Café Society, Woody Allen’s new period comedy-drama, focuses on young Bobby Dorfman (Jesse Eisenberg), who moves from Manhattan to 1930’s Hollywood, starts working for his uncle Phil (Steve Carell), and falls for his secretary Vonnie (Kristen Stewart). This leads to a series of twists and an adventure filled with romance and crime.
Earlier this week, I saw an early screening of Woody Allen’s latest feature, Cafe Society, which Allen also wrote, and even narrated himself. Woody Allen is one of the many fantastic faces behind the cameras and screens of Hollywood. Despite how much effort and ambition he puts into every one of his films, not many of them have been recognized as well worth remembering, with the exceptions of Midnight in Paris and Blue Jasmine. Is Cafe Society able to hold up to what Allen can really do? From a directing standpoint, mostly. Allen does a fantastic job bringing the ’30’s back to life with the vivid sets, costume design, and striking cinematography, all of which pay homage to the way films in the ’30’s were shot and made. Although the Coen brothers’ Hail, Caesar! from earlier this year did a much better job bringing the old days of Hollywood back to life and making me feel like I was watching a film from decades ago (and with a smaller budget than Cafe Society), Allen still tries his best to bring both the old Hollywood scenery to life, as well as the late night party terrain of New York. Allen always cares a lot about his characters, which really shows here. The cast gives it their best, with Jesse Eisenberg playing another one of those “young characters in a big world”, and once again, Kristen Stewart plays Eisenberg’s love interest. We’ve seen these two actors onscreen together many times before, but there’s always something new with their characters that we haven’t seen before. Eisenberg is quite hilarious in this film and he carries the film along very well. Steve Carell is also a standout here, with some great lines and a personality that he delivers very well. Another thing that the movie handles very well is its humor. Every instance of comedy was written superbly and made me crack up. Also, if you don’t know who the movie’s narrator is, save that surprise for after you watch the movie, if you don’t happen to recognize whose voice it is during the film.

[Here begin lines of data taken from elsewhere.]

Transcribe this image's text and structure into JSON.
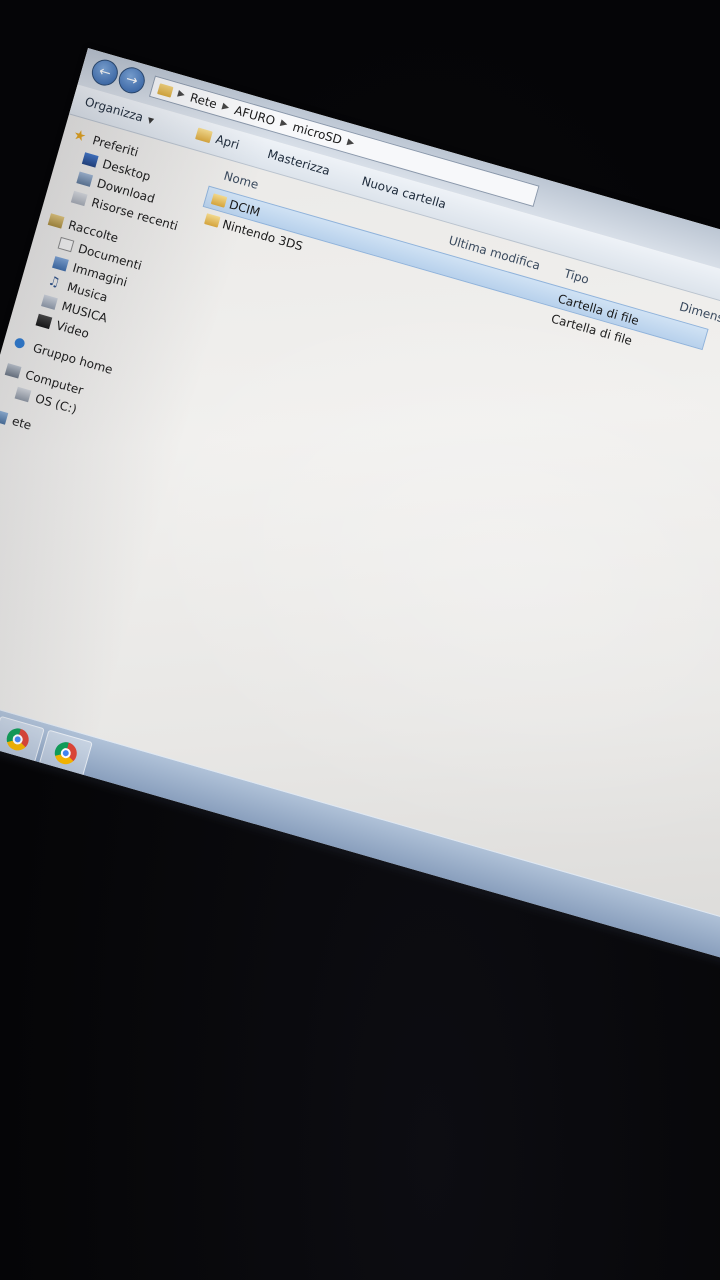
{
  "window": {
    "address_bar": {
      "path": [
        "Rete",
        "AFURO",
        "microSD"
      ]
    },
    "toolbar": {
      "organizza_label": "Organizza",
      "apri_label": "Apri",
      "masterizza_label": "Masterizza",
      "nuova_cartella_label": "Nuova cartella"
    },
    "sidebar": {
      "preferiti": {
        "label": "Preferiti",
        "items": [
          "Desktop",
          "Download",
          "Risorse recenti"
        ]
      },
      "raccolte": {
        "label": "Raccolte",
        "items": [
          "Documenti",
          "Immagini",
          "Musica",
          "MUSICA",
          "Video"
        ]
      },
      "gruppo_home": "Gruppo home",
      "computer": {
        "label": "Computer",
        "items": [
          "OS (C:)"
        ]
      },
      "rete": "ete"
    },
    "content": {
      "columns": {
        "nome": "Nome",
        "ultima_modifica": "Ultima modifica",
        "tipo": "Tipo",
        "dimensione": "Dimensione"
      },
      "files": [
        {
          "name": "DCIM",
          "type": "Cartella di file",
          "selected": true
        },
        {
          "name": "Nintendo 3DS",
          "type": "Cartella di file",
          "selected": false
        }
      ]
    }
  },
  "taskbar": {
    "icons": [
      "explorer-icon",
      "chrome-icon",
      "chrome-icon"
    ]
  }
}
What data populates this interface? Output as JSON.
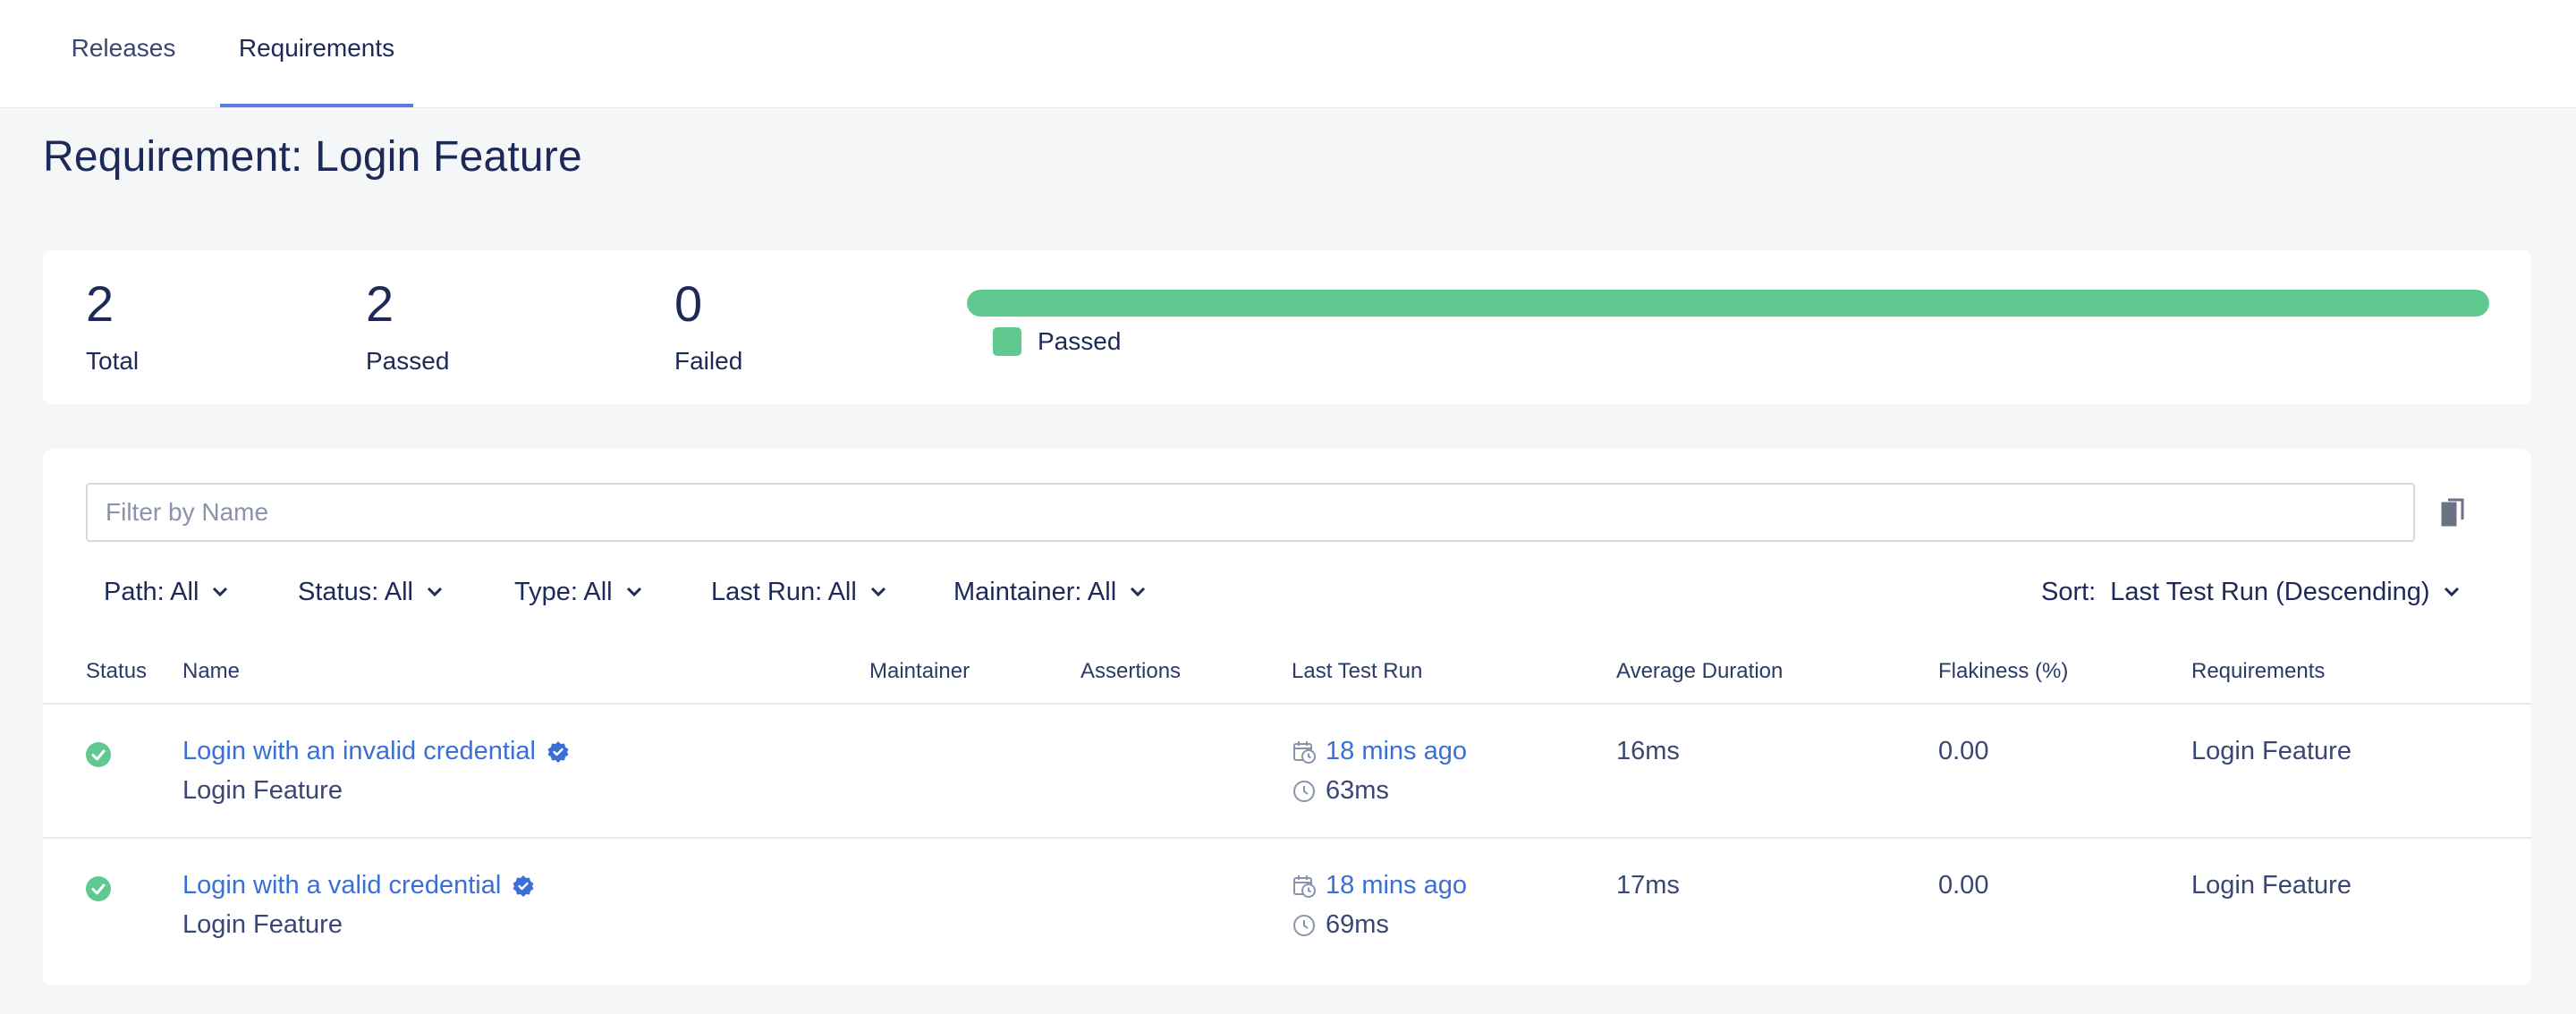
{
  "tabs": {
    "releases": "Releases",
    "requirements": "Requirements"
  },
  "page": {
    "title": "Requirement: Login Feature"
  },
  "summary": {
    "total_value": "2",
    "total_label": "Total",
    "passed_value": "2",
    "passed_label": "Passed",
    "failed_value": "0",
    "failed_label": "Failed",
    "pass_fraction": 1.0,
    "legend_passed": "Passed"
  },
  "colors": {
    "accent": "#5b7be0",
    "passed": "#5fc98f",
    "link": "#3b6fd8",
    "text": "#1d2a57"
  },
  "filter": {
    "placeholder": "Filter by Name",
    "value": ""
  },
  "filters": {
    "path": "Path: All",
    "status": "Status: All",
    "type": "Type: All",
    "last_run": "Last Run: All",
    "maintainer": "Maintainer: All",
    "sort_label": "Sort:",
    "sort_value": "Last Test Run (Descending)"
  },
  "table": {
    "headers": {
      "status": "Status",
      "name": "Name",
      "maintainer": "Maintainer",
      "assertions": "Assertions",
      "last_test_run": "Last Test Run",
      "average_duration": "Average Duration",
      "flakiness": "Flakiness (%)",
      "requirements": "Requirements"
    },
    "rows": [
      {
        "status": "passed",
        "name": "Login with an invalid credential",
        "requirement_sub": "Login Feature",
        "maintainer": "",
        "assertions": "",
        "last_run": "18 mins ago",
        "last_run_duration": "63ms",
        "average_duration": "16ms",
        "flakiness": "0.00",
        "requirements": "Login Feature"
      },
      {
        "status": "passed",
        "name": "Login with a valid credential",
        "requirement_sub": "Login Feature",
        "maintainer": "",
        "assertions": "",
        "last_run": "18 mins ago",
        "last_run_duration": "69ms",
        "average_duration": "17ms",
        "flakiness": "0.00",
        "requirements": "Login Feature"
      }
    ]
  },
  "icons": {
    "status_passed": "check-circle-icon",
    "test_badge": "verified-badge-icon",
    "calendar": "calendar-clock-icon",
    "clock": "clock-icon",
    "copy": "copy-icon",
    "chevron": "chevron-down-icon"
  }
}
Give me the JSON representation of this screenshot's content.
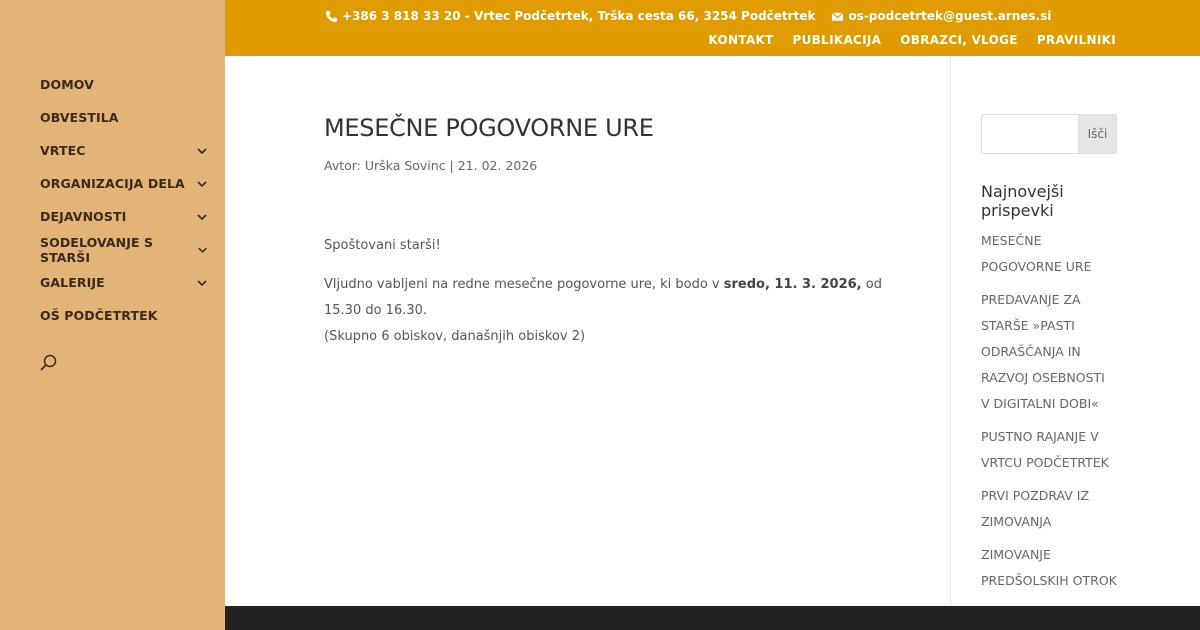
{
  "sidebar": {
    "items": [
      {
        "label": "DOMOV",
        "has_sub": false
      },
      {
        "label": "OBVESTILA",
        "has_sub": false
      },
      {
        "label": "VRTEC",
        "has_sub": true
      },
      {
        "label": "ORGANIZACIJA DELA",
        "has_sub": true
      },
      {
        "label": "DEJAVNOSTI",
        "has_sub": true
      },
      {
        "label": "SODELOVANJE S STARŠI",
        "has_sub": true
      },
      {
        "label": "GALERIJE",
        "has_sub": true
      },
      {
        "label": "OŠ PODČETRTEK",
        "has_sub": false
      }
    ]
  },
  "topbar": {
    "phone_text": "+386 3 818 33 20 - Vrtec Podčetrtek, Trška cesta 66, 3254 Podčetrtek",
    "email_text": "os-podcetrtek@guest.arnes.si",
    "nav": [
      "KONTAKT",
      "PUBLIKACIJA",
      "OBRAZCI, VLOGE",
      "PRAVILNIKI"
    ]
  },
  "post": {
    "title": "MESEČNE POGOVORNE URE",
    "meta": "Avtor: Urška Sovinc | 21. 02. 2026",
    "greeting": "Spoštovani starši!",
    "text_before": "Vljudno vabljeni na redne mesečne pogovorne ure, ki bodo v ",
    "text_bold": "sredo, 11. 3. 2026,",
    "text_after": " od 15.30 do 16.30.",
    "visits": "(Skupno 6 obiskov, današnjih obiskov 2)"
  },
  "right": {
    "search_button": "Išči",
    "search_value": "",
    "recent_title": "Najnovejši prispevki",
    "recent": [
      "MESEČNE POGOVORNE URE",
      "PREDAVANJE ZA STARŠE »PASTI ODRAŠČANJA IN RAZVOJ OSEBNOSTI V DIGITALNI DOBI«",
      "PUSTNO RAJANJE V VRTCU PODČETRTEK",
      "PRVI POZDRAV IZ ZIMOVANJA",
      "ZIMOVANJE PREDŠOLSKIH OTROK"
    ]
  },
  "colors": {
    "sidebar_bg": "#e2b478",
    "topbar_bg": "#e09b00",
    "footer_bg": "#222222"
  }
}
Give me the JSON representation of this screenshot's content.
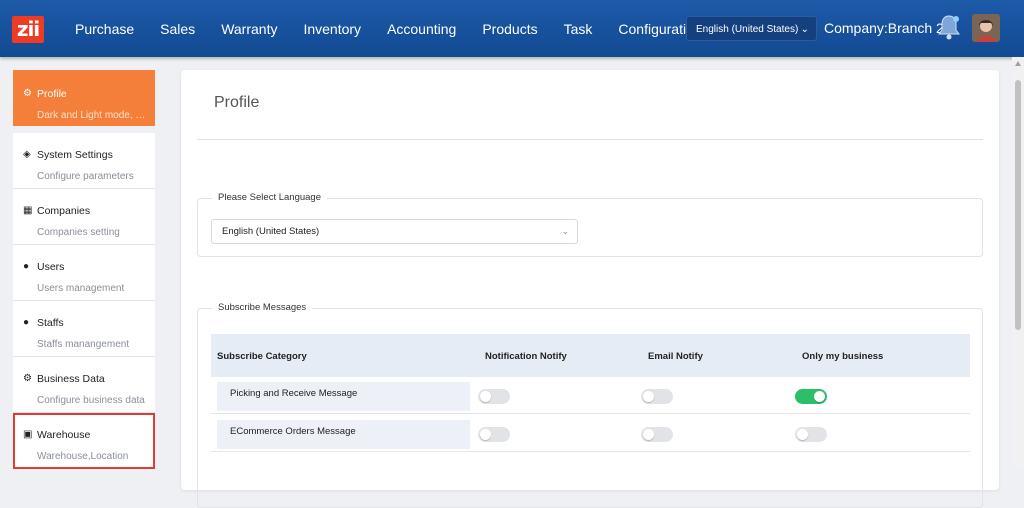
{
  "app": {
    "logo_text": "zii"
  },
  "nav": {
    "items": [
      "Purchase",
      "Sales",
      "Warranty",
      "Inventory",
      "Accounting",
      "Products",
      "Task",
      "Configuration"
    ]
  },
  "header": {
    "language_value": "English (United States)",
    "company_label": "Company:Branch 2"
  },
  "sidebar": {
    "items": [
      {
        "title": "Profile",
        "subtitle": "Dark and Light mode, L...",
        "icon": "gear-icon"
      },
      {
        "title": "System Settings",
        "subtitle": "Configure parameters",
        "icon": "tag-icon"
      },
      {
        "title": "Companies",
        "subtitle": "Companies setting",
        "icon": "building-icon"
      },
      {
        "title": "Users",
        "subtitle": "Users management",
        "icon": "users-icon"
      },
      {
        "title": "Staffs",
        "subtitle": "Staffs manangement",
        "icon": "staff-icon"
      },
      {
        "title": "Business Data",
        "subtitle": "Configure business data",
        "icon": "cog-icon"
      },
      {
        "title": "Warehouse",
        "subtitle": "Warehouse,Location",
        "icon": "warehouse-icon"
      }
    ]
  },
  "main": {
    "page_title": "Profile",
    "language_section": {
      "legend": "Please Select Language",
      "value": "English (United States)"
    },
    "subscribe_section": {
      "legend": "Subscribe Messages",
      "columns": [
        "Subscribe Category",
        "Notification Notify",
        "Email Notify",
        "Only my business"
      ],
      "rows": [
        {
          "label": "Picking and Receive Message",
          "notification": false,
          "email": false,
          "only_my_business": true
        },
        {
          "label": "ECommerce Orders Message",
          "notification": false,
          "email": false,
          "only_my_business": false
        }
      ]
    }
  },
  "colors": {
    "topbar": "#124a92",
    "active_sidebar": "#f47f3b",
    "toggle_on": "#2bbf6a",
    "highlight": "#e53935"
  }
}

The place where the movie really struggles and does not hold up at all is the story. The movie starts out as an entertaining dramedy set in the ’30s, which quickly turns into a romantic film. I only started to have a problem with this later, when every twist is revealed too quickly and the dramatic irony is sacrificed. Following this is just a bunch of scenes that take the film nowhere, although there is a subplot in the film that managed to work. Fortunately, the movie’s humor is consistent and never dropped, but the movie’s plot became so aimless and got to a point when it felt uncomfortable to watch, and soaked away almost everything else that made it entertaining. I never understand where the film was aiming and why. Not every movie has a message, but every movie goes a certain direction for a reason. Allen’s films usually end by either trying to teach you something, or by showing how the characters have changed throughout the film. There was absolutely none of that in this film. When I got out of the film, I was still wondering, “What was this movie trying to teach me? How did the characters change throughout the movie and how did the film’s events even affect them?” The film’s ending was probably when Allen gave up on the screenplay and decided to give the movie and abrupt ending instead of a more thoughtful one. I can imagine how much better this movie would have been of Allen wasn’t trying to leave his comfort zone with the writing. The scenery, cast and humor are all spot-on and help bring this movie a lively surrounding and feel, but the story ultimately plummets and didn’t feel like Allen put in his best work. If you’re a fan of Woody Allen’s movies, then you may want to see Cafe Society, but otherwise, I wouldn’t strongly recommend this film.